Software that sends information about your Web surfing habits to its website. Often quickly installed in your computer in combination with a free download you selected from the Web, spyware transmits information in the background as you move around the Web. Also known as "parasite software," "scumware," "junkware" and "thiefware," spyware is occasionally installed just by visiting a website (see drive-by download
Spyware May Even Identify Itself
The license agreement that nobody ever reads may actually state that you are installing spyware and explain what it does. For example, it might say that the program performs anonymous profiling, which means that your habits are being recorded, not you individually. Such software is used to create marketing profiles; for example, people who go to website "A" often go to site "B" and so on. Spyware may deliver competing products in real time. For example, if you go to a Web page and look for a minivan, an ad for a competitor's vehicle might pop up (see adware
Spyware Is Focused

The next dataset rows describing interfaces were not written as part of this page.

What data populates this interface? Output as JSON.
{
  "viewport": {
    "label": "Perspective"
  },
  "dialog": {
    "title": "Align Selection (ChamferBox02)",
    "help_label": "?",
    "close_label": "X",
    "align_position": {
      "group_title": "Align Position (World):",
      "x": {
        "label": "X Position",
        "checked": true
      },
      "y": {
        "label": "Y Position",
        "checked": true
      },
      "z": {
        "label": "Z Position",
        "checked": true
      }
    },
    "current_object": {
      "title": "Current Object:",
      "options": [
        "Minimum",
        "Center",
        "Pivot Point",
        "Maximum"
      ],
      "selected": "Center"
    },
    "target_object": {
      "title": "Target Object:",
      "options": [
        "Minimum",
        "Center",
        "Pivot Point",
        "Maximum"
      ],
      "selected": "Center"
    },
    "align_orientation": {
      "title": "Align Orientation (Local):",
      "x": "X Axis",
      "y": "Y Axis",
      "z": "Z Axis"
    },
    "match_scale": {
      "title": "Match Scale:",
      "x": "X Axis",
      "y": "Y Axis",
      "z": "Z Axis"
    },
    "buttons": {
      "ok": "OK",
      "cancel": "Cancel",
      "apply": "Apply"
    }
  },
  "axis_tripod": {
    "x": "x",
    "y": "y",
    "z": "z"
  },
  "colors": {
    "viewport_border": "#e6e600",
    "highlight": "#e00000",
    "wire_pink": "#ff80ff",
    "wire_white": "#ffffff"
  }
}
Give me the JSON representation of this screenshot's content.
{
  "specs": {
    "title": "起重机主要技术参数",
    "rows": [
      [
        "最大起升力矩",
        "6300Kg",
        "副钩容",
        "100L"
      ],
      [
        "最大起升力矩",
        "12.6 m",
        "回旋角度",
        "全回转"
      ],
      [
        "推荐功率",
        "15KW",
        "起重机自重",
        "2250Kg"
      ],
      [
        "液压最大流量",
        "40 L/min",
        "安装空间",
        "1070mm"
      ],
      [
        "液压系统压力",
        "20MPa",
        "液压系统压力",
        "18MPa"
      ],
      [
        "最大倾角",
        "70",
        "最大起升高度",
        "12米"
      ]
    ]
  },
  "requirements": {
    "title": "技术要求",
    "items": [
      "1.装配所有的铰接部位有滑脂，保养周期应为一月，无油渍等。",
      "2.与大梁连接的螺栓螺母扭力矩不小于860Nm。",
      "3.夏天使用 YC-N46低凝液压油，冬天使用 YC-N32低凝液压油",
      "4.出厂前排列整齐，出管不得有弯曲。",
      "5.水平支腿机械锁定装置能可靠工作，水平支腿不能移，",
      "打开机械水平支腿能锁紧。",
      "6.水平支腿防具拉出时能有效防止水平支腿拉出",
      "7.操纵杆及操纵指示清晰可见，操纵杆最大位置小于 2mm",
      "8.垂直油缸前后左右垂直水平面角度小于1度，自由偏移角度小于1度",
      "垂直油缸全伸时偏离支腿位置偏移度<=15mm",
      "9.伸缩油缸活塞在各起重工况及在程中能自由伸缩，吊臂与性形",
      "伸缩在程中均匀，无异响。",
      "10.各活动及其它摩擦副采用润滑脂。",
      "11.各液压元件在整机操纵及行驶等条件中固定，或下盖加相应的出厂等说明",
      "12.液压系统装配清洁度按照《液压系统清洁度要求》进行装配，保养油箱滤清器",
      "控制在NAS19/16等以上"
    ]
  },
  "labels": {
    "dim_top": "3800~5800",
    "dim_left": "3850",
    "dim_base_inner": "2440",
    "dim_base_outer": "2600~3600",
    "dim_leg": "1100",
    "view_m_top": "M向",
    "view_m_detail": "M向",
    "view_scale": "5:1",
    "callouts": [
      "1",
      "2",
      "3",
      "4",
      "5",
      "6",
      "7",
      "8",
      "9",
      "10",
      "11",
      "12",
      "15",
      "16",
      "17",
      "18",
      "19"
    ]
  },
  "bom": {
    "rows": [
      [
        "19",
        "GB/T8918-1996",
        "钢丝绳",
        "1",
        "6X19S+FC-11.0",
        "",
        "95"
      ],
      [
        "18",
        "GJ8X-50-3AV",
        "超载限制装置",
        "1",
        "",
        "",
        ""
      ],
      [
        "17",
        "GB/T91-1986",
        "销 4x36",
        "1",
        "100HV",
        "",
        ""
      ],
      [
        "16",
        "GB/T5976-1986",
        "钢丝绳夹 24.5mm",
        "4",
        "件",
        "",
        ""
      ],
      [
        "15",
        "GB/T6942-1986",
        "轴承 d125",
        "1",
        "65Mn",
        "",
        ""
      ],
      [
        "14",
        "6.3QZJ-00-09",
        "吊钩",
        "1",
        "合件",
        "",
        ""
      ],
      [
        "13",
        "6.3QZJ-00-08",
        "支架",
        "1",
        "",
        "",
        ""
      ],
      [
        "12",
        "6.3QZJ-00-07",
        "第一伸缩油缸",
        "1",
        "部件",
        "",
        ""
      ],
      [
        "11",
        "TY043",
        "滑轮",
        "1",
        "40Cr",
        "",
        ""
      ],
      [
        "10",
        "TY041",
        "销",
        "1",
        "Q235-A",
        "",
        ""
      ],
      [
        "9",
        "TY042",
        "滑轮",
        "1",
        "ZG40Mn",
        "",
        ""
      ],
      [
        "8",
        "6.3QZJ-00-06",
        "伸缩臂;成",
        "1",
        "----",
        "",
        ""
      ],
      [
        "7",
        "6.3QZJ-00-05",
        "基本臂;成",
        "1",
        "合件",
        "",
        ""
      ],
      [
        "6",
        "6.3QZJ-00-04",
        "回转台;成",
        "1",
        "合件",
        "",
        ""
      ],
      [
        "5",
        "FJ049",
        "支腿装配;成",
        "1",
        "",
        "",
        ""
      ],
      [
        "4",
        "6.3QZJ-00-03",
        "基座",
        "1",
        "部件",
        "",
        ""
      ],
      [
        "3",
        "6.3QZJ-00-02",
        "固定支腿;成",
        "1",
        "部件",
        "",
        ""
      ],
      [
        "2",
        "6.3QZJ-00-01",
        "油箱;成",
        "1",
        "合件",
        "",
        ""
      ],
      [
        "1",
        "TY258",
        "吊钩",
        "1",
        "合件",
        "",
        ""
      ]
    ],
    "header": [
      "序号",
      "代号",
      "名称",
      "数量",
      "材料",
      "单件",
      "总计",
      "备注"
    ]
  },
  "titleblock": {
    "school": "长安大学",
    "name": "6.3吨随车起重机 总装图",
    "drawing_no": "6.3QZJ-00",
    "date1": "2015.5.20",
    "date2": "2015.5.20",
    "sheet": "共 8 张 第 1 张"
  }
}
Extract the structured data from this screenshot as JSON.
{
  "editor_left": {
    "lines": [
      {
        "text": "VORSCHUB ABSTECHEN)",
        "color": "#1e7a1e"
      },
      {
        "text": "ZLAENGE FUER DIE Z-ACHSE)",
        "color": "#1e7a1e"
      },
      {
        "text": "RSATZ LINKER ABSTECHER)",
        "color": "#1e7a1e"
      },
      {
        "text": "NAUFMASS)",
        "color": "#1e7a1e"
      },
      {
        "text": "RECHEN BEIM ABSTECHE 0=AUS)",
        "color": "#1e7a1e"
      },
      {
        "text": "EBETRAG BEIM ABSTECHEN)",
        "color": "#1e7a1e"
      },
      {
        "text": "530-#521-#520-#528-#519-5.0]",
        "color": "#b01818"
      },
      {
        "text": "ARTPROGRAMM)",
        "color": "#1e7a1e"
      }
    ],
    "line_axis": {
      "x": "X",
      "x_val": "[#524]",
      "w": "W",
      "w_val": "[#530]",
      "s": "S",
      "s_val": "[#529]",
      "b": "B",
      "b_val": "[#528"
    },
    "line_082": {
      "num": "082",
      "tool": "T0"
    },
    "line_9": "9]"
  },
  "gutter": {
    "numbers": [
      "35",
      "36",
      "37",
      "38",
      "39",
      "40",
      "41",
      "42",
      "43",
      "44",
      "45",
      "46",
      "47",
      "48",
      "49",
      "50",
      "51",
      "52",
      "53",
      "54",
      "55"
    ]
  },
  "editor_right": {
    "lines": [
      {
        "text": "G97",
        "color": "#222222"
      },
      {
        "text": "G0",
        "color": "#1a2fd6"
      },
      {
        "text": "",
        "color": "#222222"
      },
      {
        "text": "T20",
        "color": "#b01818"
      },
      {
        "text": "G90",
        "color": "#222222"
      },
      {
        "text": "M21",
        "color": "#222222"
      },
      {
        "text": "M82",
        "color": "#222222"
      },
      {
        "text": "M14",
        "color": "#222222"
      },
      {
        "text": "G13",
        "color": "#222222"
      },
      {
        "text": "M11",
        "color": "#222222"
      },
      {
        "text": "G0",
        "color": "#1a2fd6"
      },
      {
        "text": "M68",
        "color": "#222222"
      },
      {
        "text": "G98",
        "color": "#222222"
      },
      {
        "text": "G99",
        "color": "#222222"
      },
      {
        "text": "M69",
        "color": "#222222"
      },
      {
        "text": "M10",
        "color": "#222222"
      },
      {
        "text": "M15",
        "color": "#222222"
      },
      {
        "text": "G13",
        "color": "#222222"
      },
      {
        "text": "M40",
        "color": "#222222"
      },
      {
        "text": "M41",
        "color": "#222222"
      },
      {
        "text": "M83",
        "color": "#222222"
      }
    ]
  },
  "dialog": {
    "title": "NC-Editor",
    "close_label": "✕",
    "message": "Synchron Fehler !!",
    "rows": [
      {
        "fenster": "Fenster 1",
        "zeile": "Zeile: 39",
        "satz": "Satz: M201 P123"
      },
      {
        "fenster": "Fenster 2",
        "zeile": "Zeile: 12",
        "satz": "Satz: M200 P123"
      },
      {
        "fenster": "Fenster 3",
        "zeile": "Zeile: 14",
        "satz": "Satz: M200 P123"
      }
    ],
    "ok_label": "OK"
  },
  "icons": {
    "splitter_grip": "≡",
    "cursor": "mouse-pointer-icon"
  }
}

Merchants place ads with spyware advertisers because they feel their promotions are focused. In fact, many feel that the Internet has opened up the most intelligent marketing system the world has ever seen. Merchants say they are targeting prospects who are really interested in their products, and spyware vendors argue that as long as they treat users anonymously, they are not violating privacy.
There are also spyware programs that keep changing the home page in the browser to a particular website or just keep popping up ads all the time (see adware
). Nevertheless, once you detect spyware, it can be eliminated, albeit with difficulty sometimes.
Spyware blockers can detect an invasion of spyware into your computer and have become as popular as antivirus programs. See PUP
, spyware blocker
Spyware Vs. Viruses
Since spyware and adware are unwanted software, it would seem that antivirus software should detect spyware and adware as well as viruses and Trojans. Although some security suites provide all these capabilities, antispyware and antivirus modules are typically separate functions.
Perhaps, it evolved in different camps because the intent of the software is different. Virus writers want to be exposed to the world at large so they can one-up their peers, the "xyz virus contaminated 100 million computers" type of glory. On the other hand, spyware writers want their software to remain hidden and perform their tasks for months to come.
However, Trojans are viruses that are designed to remain hidden in the computer as well, so the two philosophies do overlap. Perhaps, in time, a new category of "anti-insanity" software will take care of all of it.